West River Community Center celebrates its 15 year anniversary this week.

The week of events began Tuesday, May 14, with a free admission day.

A friendly run/walk competition, whether on the facility's indoor track or on its treadmills, will be held today.

Thursday will be an informational day with booths to highlight WRCC programs and for staff to answer questions from the community.

The event culminates Friday with 15% off annual membership for new members.

WRCC boasts more than 6,800 members, Matt Mack, facility operations manager, said.

The most members WRCC has had was more than 7,000 during the 2015-16 oil boom.

"Things are looking really good," he said. "Compared to when we were going through the oil boom, these numbers are looking good."

The 15 year anniversary is an exciting one, Dickinson Parks & Recreation Executive Director James Kramer said.

Kramer has been a part of WRCC since its doors opened in 2004.

"It makes you realize how appreciative you are for the community's support. Ultimately, that's what we're for, to support the community, but if they don't use it, we have nothing to work off of," he said. "We just get tremendous support, and it's very rewarding."

West River Community Center was groundbreaking for North Dakota. It was the first publicly-owned park district community center and facility in the state.

The model has since been followed by Williston, Grand Forks and Jamestown, among others.

The challenges in bringing the facility to the community have become part of its legend; the project failed fives times with voters before passing by a narrow margin.

"It started out as an indoor football arena, a West River dome," Kramer said. "In between, there were things attached to the university. There was a library expansion plus a community center. We tried every avenue we could."

He added, "It was a trying experience for the community."

Dennis Johnson, who, as Dickinson's mayor, supported the project, said the challenge has not been exaggerated.

"There had been a couple of other buildings voted down," he said. "The group that got behind what turned out to be this building worked really hard."

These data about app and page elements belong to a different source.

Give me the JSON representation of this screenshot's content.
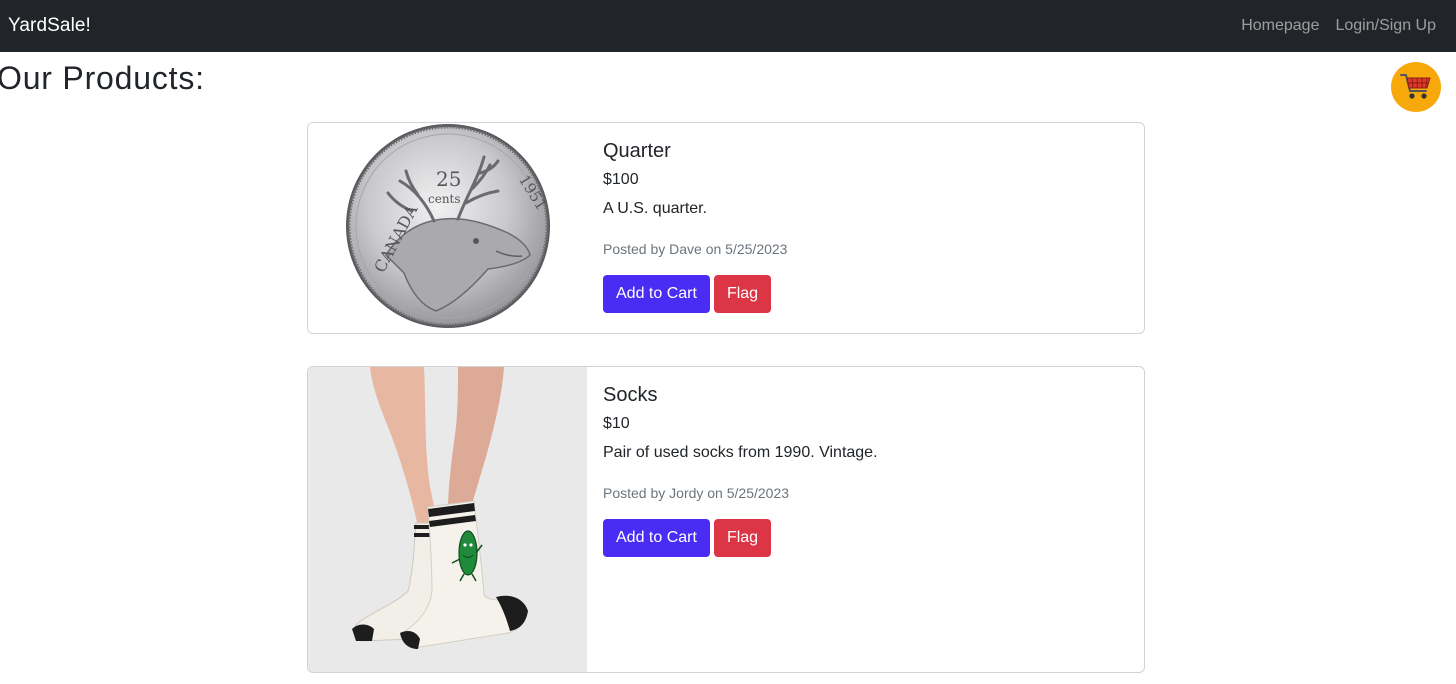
{
  "navbar": {
    "brand": "YardSale!",
    "links": [
      "Homepage",
      "Login/Sign Up"
    ]
  },
  "page": {
    "title": "Our Products:"
  },
  "cart": {
    "icon": "shopping-cart-icon"
  },
  "products": [
    {
      "name": "Quarter",
      "price": "$100",
      "description": "A U.S. quarter.",
      "posted": "Posted by Dave on 5/25/2023",
      "image": "coin-photo",
      "add_label": "Add to Cart",
      "flag_label": "Flag"
    },
    {
      "name": "Socks",
      "price": "$10",
      "description": "Pair of used socks from 1990. Vintage.",
      "posted": "Posted by Jordy on 5/25/2023",
      "image": "socks-photo",
      "add_label": "Add to Cart",
      "flag_label": "Flag"
    }
  ],
  "colors": {
    "navbar_bg": "#212529",
    "primary": "#4a2cf5",
    "danger": "#dc3545",
    "cart": "#f7a90c"
  }
}
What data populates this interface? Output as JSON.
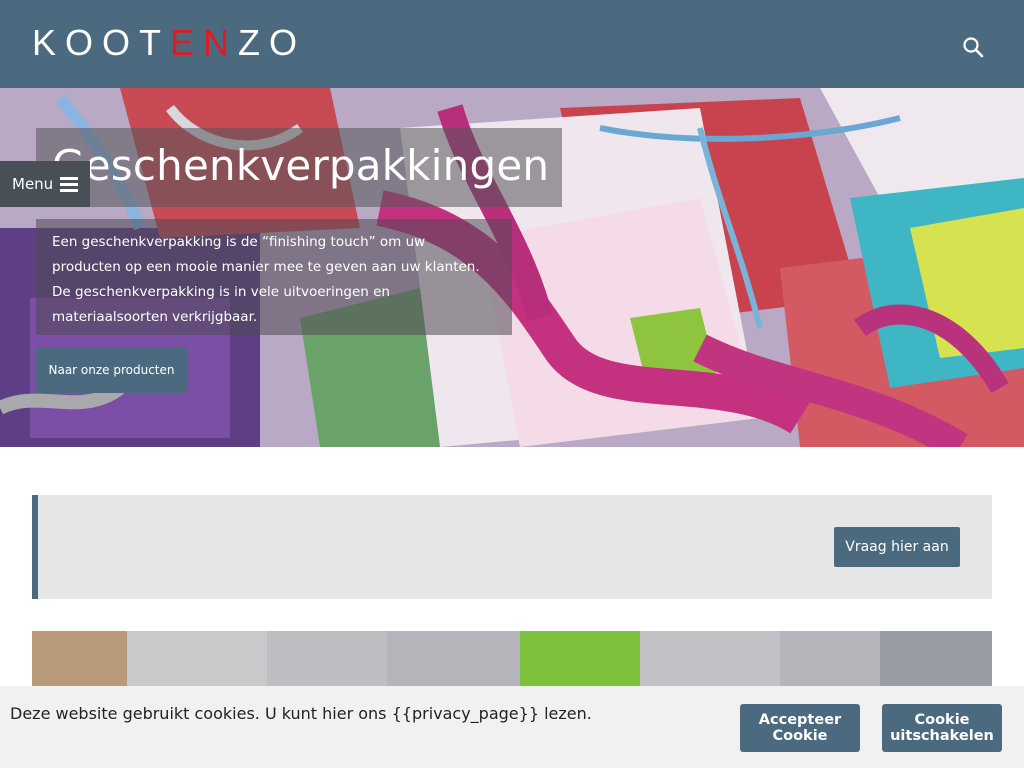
{
  "header": {
    "logo_part1": "KOOT",
    "logo_part2": "EN",
    "logo_part3": "ZO",
    "search_icon": "search-icon"
  },
  "menu": {
    "label": "Menu",
    "icon": "hamburger-icon"
  },
  "hero": {
    "title": "Geschenkverpakkingen",
    "description": "Een geschenkverpakking is de “finishing touch” om uw producten op een mooie manier mee te geven aan uw klanten. De geschenkverpakking is in vele uitvoeringen en materiaalsoorten verkrijgbaar.",
    "button_label": "Naar onze producten"
  },
  "info": {
    "button_label": "Vraag hier aan"
  },
  "cookie": {
    "text": "Deze website gebruikt cookies. U kunt hier ons {{privacy_page}} lezen.",
    "accept_label_line1": "Accepteer",
    "accept_label_line2": "Cookie",
    "disable_label_line1": "Cookie",
    "disable_label_line2": "uitschakelen"
  },
  "colors": {
    "brand": "#4b6a80",
    "accent": "#e3191f",
    "menu_tab": "#484f56",
    "info_bg": "#e6e6e6",
    "cookie_bg": "#f1f1f1"
  }
}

Rhonda Dukart was tasked with the fundraising and marketing for the project.

"As long as citizens understood it did not affect their property taxes at all. It was a sales tax measure we had to get passed," she said. "We did extensive marketing and presentations to businesses. We went door-to-door with flyers. We did radio and TV. Just a very intensive campaign to show the benefits of a place like this."

There was no building design when the half-cent sales tax was brought to the community, Johnson said.

"We promised we would meet with community members over an extended period of time and listen to their thoughts, which we did," he said. "We had several months of those meetings before we settled on an initial building that would fit the budget we had."

Since opening in 2004, WRCC has literally grown from its original 78,000 square feet.

"We thought, what more would we ever need?" Kramer said. "Now, here we sit with about 138,000 square feet, and we've added office space, a tennis addition. We've changed up the gymnasium, added an outdoor pool. It really is way beyond what we ever imagined it was going to be."

Dukart continues to appreciate the facility's importance.

"I still get goosebumps when I walk in there," she said. "That project was many years in the making."

Johnson, too, still appreciates WRCC's value to the community.

"I feel really good about the community center. I think it turned out to be a great building and a great addition to the community," he said. "Every time I'm up there, and I see a whole variety of people using it. It's very gratifying."

The success of WRCC has been humbling, Kramer said.

"To see the success story of not only the facility, but what's happened around the facility, from residential to commercial, and the hospital and the clinic, it has truly been one of the better economic development tools Dickinson has ever seen."